* Directions for this task
In the records below, find the lines that include the string "sticky" and report how many there are, nothing else.

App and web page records
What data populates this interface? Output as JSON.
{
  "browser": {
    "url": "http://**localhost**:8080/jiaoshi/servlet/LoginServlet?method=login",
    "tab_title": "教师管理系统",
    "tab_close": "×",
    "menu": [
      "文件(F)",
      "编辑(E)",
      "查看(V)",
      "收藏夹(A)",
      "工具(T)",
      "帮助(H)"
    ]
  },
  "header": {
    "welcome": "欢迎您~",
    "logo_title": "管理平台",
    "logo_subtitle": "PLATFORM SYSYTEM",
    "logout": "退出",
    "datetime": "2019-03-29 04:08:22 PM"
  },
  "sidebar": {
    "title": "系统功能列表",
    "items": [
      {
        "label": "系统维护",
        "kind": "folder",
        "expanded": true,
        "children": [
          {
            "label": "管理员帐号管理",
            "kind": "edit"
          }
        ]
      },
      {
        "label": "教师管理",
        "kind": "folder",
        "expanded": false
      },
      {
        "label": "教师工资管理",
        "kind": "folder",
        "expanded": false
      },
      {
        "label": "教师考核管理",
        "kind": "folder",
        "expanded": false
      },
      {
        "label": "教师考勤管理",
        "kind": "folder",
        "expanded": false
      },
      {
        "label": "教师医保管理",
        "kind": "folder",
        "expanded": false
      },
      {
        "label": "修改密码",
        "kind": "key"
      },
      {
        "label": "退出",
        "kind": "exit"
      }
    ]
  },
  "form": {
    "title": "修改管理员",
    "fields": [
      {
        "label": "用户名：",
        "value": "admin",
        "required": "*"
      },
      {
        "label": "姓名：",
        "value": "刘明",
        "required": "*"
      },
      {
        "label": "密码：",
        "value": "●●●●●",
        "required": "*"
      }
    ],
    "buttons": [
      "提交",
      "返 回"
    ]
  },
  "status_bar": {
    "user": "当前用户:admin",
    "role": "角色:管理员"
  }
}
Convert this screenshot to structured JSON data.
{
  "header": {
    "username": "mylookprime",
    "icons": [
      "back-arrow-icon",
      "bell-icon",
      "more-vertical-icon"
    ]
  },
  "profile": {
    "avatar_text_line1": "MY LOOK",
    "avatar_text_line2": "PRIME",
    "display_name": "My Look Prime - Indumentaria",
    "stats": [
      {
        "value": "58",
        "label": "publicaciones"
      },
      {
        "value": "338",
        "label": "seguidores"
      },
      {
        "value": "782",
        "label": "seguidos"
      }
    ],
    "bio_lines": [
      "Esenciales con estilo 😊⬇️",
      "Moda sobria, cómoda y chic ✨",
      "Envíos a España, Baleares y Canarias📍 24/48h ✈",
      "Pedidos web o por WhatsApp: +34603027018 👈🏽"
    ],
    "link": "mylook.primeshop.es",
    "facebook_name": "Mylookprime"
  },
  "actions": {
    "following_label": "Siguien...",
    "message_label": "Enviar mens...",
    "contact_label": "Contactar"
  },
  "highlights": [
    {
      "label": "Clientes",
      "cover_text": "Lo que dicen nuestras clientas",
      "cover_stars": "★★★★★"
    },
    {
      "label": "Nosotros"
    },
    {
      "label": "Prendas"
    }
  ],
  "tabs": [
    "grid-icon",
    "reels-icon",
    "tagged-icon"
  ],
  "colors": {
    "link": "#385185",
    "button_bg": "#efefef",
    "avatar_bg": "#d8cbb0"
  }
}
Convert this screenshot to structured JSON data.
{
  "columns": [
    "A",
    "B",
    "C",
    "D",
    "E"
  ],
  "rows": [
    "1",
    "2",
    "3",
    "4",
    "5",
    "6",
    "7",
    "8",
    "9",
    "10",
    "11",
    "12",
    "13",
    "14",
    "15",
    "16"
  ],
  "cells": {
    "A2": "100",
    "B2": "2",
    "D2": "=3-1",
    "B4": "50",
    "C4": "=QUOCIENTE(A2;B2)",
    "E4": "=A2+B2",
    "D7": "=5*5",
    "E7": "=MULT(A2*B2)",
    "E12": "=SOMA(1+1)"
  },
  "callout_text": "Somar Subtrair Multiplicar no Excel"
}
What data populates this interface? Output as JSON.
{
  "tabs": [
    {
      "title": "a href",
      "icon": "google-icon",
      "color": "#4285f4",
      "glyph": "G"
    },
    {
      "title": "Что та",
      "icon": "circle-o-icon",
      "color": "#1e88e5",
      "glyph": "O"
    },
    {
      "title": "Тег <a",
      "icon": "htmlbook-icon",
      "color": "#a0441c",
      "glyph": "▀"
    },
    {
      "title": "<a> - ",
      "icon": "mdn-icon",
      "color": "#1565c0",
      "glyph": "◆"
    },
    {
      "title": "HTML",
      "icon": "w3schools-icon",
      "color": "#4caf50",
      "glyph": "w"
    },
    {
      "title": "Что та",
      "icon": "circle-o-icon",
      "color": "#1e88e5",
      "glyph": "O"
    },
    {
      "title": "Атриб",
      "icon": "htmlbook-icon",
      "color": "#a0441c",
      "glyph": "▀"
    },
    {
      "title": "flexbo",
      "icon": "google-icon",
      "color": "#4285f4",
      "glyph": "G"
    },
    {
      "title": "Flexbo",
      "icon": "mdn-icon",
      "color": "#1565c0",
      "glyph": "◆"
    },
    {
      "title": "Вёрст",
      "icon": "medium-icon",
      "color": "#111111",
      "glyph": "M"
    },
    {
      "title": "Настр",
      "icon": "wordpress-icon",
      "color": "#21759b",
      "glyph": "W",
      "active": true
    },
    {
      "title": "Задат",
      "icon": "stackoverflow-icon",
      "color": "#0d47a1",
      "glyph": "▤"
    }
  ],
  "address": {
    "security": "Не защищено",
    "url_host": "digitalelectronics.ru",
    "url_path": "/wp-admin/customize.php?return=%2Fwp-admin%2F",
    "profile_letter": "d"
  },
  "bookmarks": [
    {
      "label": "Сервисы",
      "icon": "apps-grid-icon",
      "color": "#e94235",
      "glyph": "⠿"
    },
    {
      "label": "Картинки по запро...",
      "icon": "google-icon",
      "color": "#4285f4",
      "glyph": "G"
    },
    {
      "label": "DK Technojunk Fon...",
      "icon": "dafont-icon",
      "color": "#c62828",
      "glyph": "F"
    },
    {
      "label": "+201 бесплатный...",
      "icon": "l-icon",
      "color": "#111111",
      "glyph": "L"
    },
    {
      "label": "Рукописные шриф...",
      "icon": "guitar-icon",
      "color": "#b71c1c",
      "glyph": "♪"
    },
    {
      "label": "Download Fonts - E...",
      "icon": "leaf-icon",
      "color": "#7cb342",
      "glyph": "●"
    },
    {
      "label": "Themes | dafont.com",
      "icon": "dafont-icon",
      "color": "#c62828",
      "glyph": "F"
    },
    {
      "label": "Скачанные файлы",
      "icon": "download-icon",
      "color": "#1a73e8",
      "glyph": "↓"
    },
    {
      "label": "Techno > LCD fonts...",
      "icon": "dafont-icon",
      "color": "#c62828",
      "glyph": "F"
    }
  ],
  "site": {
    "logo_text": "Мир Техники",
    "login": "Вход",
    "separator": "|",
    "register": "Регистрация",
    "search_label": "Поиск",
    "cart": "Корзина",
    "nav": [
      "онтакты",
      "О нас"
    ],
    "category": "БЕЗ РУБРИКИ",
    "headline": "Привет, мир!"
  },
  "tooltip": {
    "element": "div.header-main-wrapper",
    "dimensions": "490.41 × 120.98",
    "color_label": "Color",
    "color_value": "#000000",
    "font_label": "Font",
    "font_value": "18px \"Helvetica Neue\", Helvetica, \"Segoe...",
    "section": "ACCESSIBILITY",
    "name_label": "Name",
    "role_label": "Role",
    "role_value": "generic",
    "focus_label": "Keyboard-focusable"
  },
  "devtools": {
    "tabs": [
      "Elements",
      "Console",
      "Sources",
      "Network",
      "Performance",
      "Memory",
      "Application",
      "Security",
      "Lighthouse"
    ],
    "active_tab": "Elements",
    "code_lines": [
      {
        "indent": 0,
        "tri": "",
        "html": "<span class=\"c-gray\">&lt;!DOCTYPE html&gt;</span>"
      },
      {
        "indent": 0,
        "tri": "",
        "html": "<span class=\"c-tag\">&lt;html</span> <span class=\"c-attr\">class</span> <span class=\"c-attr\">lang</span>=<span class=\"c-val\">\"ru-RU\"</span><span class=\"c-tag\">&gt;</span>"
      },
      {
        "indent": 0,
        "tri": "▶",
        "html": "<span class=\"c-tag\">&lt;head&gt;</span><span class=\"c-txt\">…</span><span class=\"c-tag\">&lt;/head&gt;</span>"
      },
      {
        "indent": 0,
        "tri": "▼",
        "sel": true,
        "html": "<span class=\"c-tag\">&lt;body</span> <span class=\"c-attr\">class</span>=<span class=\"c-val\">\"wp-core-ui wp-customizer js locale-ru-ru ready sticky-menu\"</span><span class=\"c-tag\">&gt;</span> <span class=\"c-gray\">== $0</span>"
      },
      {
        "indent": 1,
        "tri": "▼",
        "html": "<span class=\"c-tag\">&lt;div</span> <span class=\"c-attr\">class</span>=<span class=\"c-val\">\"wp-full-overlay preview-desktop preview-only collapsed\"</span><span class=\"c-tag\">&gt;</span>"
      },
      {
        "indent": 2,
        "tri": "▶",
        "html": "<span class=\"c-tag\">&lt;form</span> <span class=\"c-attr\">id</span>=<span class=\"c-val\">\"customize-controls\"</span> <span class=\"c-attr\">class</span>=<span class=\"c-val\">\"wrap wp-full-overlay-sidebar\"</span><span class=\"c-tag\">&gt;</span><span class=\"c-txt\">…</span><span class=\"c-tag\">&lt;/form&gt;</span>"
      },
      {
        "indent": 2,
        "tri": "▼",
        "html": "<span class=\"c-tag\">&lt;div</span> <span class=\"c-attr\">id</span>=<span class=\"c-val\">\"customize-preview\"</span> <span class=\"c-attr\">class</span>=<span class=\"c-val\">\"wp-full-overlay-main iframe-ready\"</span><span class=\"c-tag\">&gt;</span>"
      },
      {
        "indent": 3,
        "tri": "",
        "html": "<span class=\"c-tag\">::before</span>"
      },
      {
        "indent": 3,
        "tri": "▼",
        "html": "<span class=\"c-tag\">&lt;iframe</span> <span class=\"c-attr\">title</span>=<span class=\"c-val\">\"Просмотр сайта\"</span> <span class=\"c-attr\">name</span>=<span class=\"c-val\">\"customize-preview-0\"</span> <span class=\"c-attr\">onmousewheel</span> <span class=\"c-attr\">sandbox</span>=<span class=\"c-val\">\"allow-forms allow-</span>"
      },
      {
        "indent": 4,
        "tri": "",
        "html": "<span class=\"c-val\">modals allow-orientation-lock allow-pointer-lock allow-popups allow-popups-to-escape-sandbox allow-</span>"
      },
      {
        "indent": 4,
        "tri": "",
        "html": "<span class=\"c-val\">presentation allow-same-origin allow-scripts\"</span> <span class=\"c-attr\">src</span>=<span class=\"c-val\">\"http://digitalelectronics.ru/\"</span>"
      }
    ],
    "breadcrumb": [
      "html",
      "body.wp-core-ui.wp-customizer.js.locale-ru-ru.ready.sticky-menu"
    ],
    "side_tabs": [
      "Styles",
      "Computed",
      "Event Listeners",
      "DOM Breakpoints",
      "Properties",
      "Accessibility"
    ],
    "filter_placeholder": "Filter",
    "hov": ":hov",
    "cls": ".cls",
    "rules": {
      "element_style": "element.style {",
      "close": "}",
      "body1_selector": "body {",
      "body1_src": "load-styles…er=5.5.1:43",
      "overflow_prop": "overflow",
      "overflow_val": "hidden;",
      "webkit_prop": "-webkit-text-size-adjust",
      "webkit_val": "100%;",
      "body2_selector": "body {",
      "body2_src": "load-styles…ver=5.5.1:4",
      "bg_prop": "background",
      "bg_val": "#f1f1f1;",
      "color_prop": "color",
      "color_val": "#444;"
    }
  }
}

* Exercise solution
2